An October poll by "Talk Business & Politics" found that 54 percent of voters opposed lifting prohibition statewide.
Dueling gun measures
Following the elementary school shooting massacre at Sandy Hook and other high-profile tragedies involving firearms, gun control advocates have been pouring cash into legislative efforts as well as ballot initiatives. Washington state has two dueling gun measures at the ballot box on Nov. 4. If both win, it likely will tie up the issue in court.
Initiative 594 calls for a comprehensive tightening of the state's background check policies -- requiring background checks for virtually all purchases, including online and gun-show sales.
Opponents, including the National Rifle Association (NRA), have been vastly outspent as the campaign heads into the last week. According to a report in September, the pro-I-594 funders, including former New York City Mayor Mike Bloomberg and Bill and Melinda Gates, have given $7.5 million toward its passage.
Competing measure I-591 is supported by gun rights advocates and would do the opposite by barring the state from enacting its own background-check laws, deferring to the federal government on that front. It also would prohibit government agencies from seizing guns without due process.
Don't feed the bears
A ballot initiative drawing major national attention in Maine would restrict the way residents can hunt for bears. Right now, hunters can use a range of tactics to kill their quarry -- from trapping and chasing them down with dogs, to baiting them with sweets, like jelly doughnuts. All three methods would be banned if Question 1 passes. Maine hunters would have to stalk and shoot bears the old-fashioned way, which is more humane, proponents say. Critics say it would balloon Maine's bear population.
Both sides have spent some $1.6 million on TV ads to persuade the public.
Three state measures would challenge some abortions. In Colorado, voters will decide whether to amend the state constitution to define the fetus as a person under the criminal code. In North Dakota, voters weigh the question of whether the state constitution should protect the rights of the unborn.
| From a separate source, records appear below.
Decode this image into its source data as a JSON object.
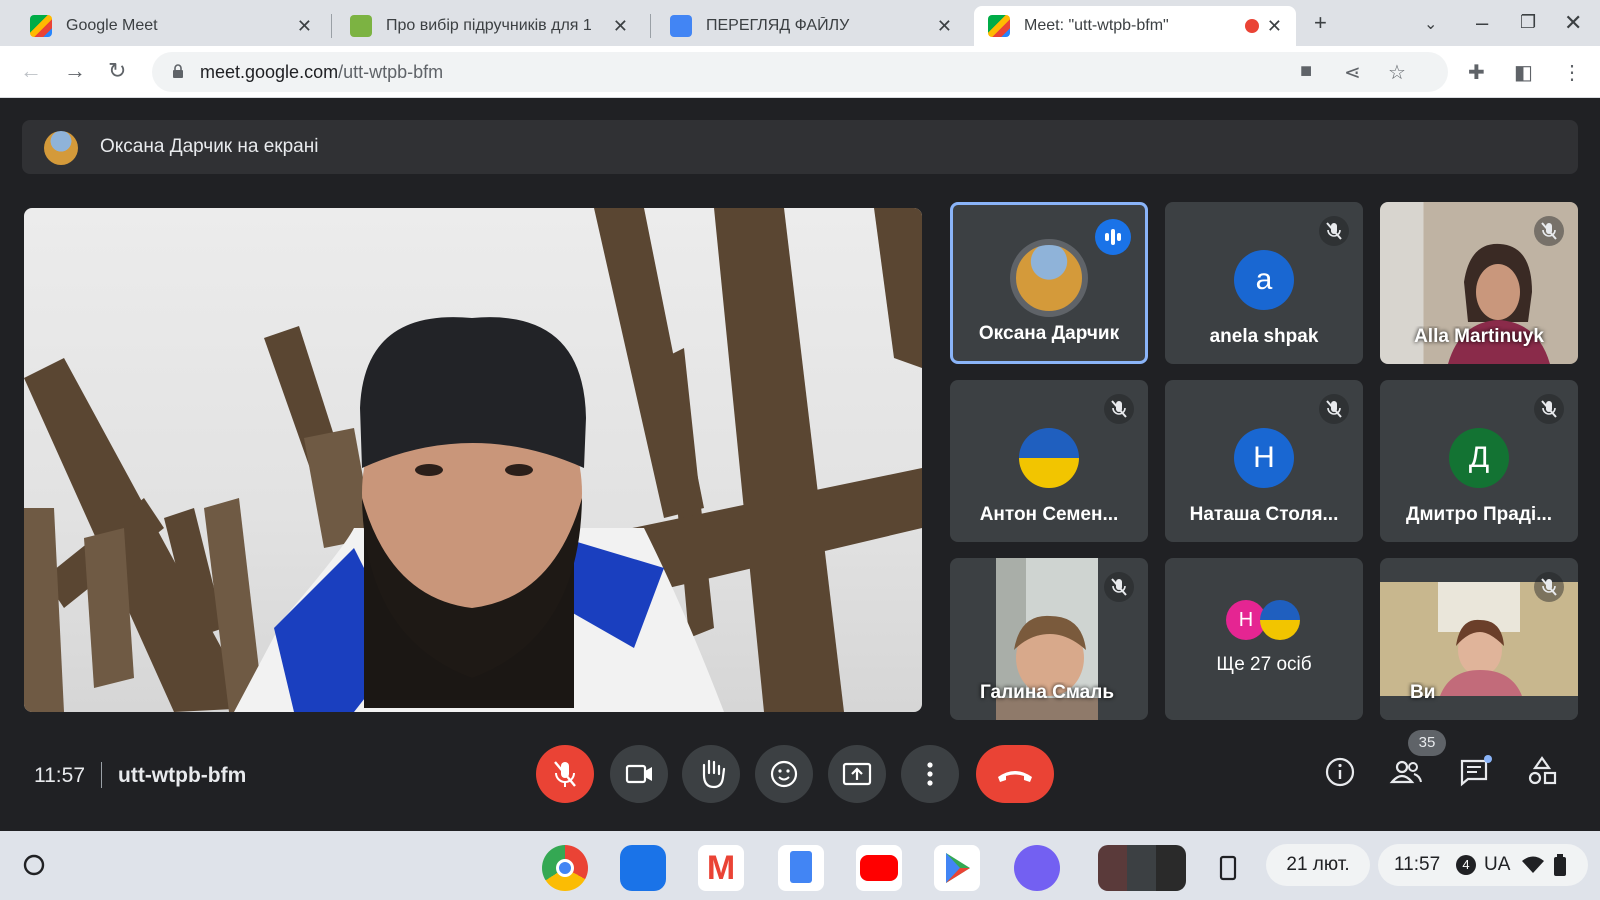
{
  "browser": {
    "tabs": [
      {
        "title": "Google Meet",
        "favicon": "meet-icon"
      },
      {
        "title": "Про вибір підручників для 1",
        "favicon": "mail-icon"
      },
      {
        "title": "ПЕРЕГЛЯД ФАЙЛУ",
        "favicon": "file-viewer-icon"
      },
      {
        "title": "Meet: \"utt-wtpb-bfm\"",
        "favicon": "meet-icon",
        "active": true,
        "recording": true
      }
    ],
    "url_host": "meet.google.com",
    "url_path": "/utt-wtpb-bfm"
  },
  "meet": {
    "presenting_banner": "Оксана Дарчик на екрані",
    "participants": [
      {
        "name": "Оксана Дарчик",
        "avatar": "photo-wheat",
        "state": "speaking"
      },
      {
        "name": "anela shpak",
        "initial": "a",
        "color": "#1967d2",
        "state": "muted"
      },
      {
        "name": "Alla Martinuyk",
        "avatar": "video",
        "state": "muted"
      },
      {
        "name": "Антон Семен...",
        "avatar": "photo-ua-flag",
        "state": "muted"
      },
      {
        "name": "Наташа Столя...",
        "initial": "Н",
        "color": "#1967d2",
        "state": "muted"
      },
      {
        "name": "Дмитро Праді...",
        "initial": "Д",
        "color": "#137333",
        "state": "muted"
      },
      {
        "name": "Галина Смаль",
        "avatar": "video",
        "state": "muted"
      },
      {
        "name": "Ще 27 осіб",
        "initial": "Н",
        "color": "#e52592",
        "state": "overflow"
      },
      {
        "name": "Ви",
        "avatar": "video",
        "state": "muted"
      }
    ],
    "time": "11:57",
    "meeting_code": "utt-wtpb-bfm",
    "participant_count": "35"
  },
  "shelf": {
    "apps": [
      "chrome-icon",
      "files-icon",
      "gmail-icon",
      "docs-icon",
      "youtube-icon",
      "play-store-icon",
      "viber-icon",
      "windows-preview",
      "phone-hub-icon"
    ],
    "date": "21 лют.",
    "time": "11:57",
    "notifications": "4",
    "keyboard_layout": "UA"
  }
}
In Tennessee, a measure would make it easier for the state to pass restrictions on abortion.
Drug-testing docs and malpractice
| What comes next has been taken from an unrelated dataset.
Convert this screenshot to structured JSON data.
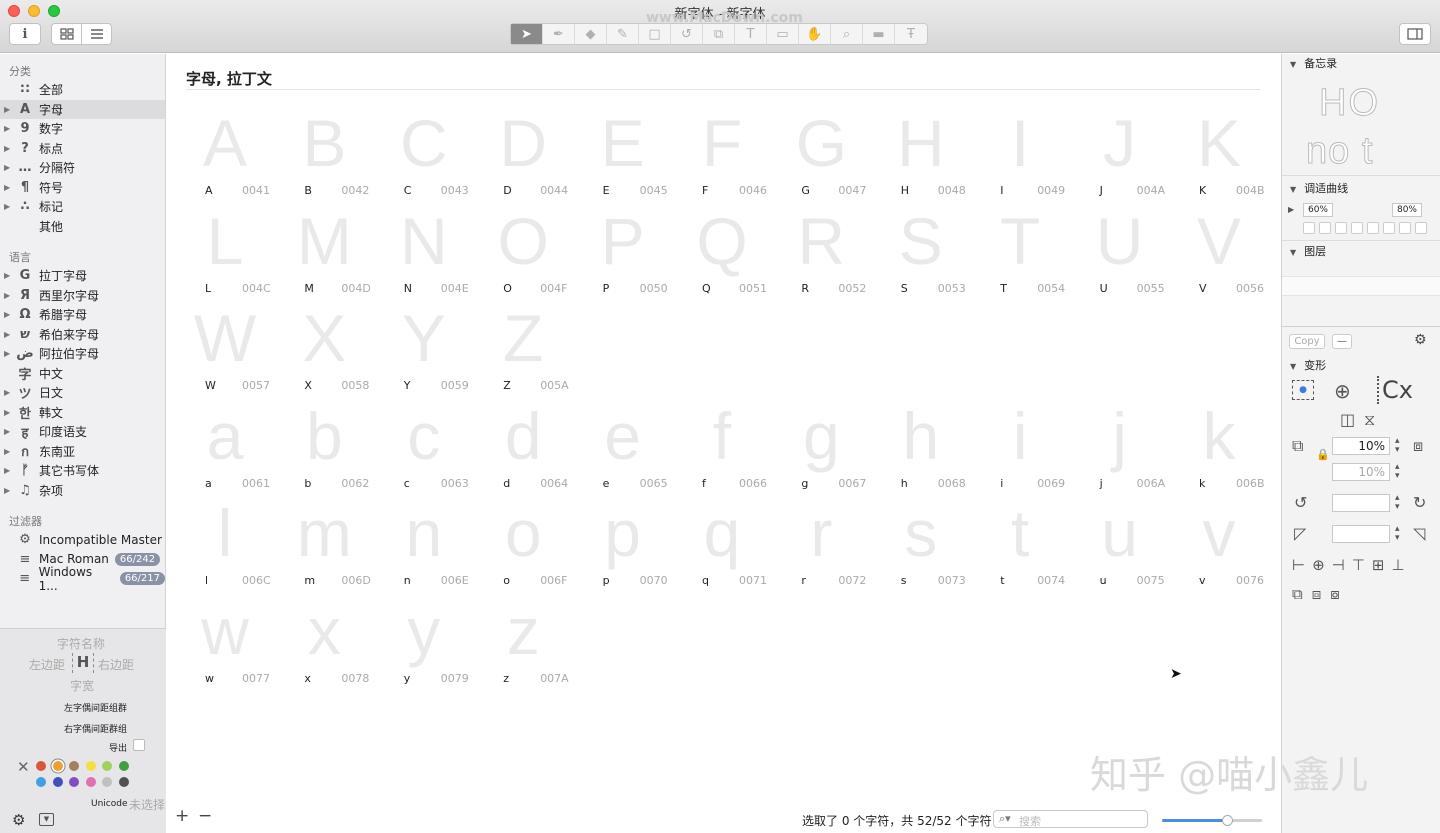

In California, voters will decide whether to require doctors to submit to drug-testing, the first such policy in the country. Proposition 46 also would raise the cap on pain-and-suffering awards. Proponents say it would be a win for patients, while critics say it all amounts to a grab by tort lawyers.
Prison over-crowded California is weighing Prop 47, which would dramatically change how the state treats certain "nonserious, nonviolent" drug and property crimes, by downgrading them from felonies to misdemeanors.
The measure also would allow those currently serving time for such offenses to apply for a reduced sentence, as long as they have no prior convictions for more serious crimes like murder, attempted murder or sexual offenses.
Several states are asking voters to decide minimum wage increases. A South Dakota measure would hike the rate from $7.25 an hour to $8.50. An Alaska measure would raise it from $7.75 an hour to, over two years, $9.75. Arkansas and Nebraska also have similar measures on the ballot. Illinois is asking voters about the minimum wage, but the result is non-binding.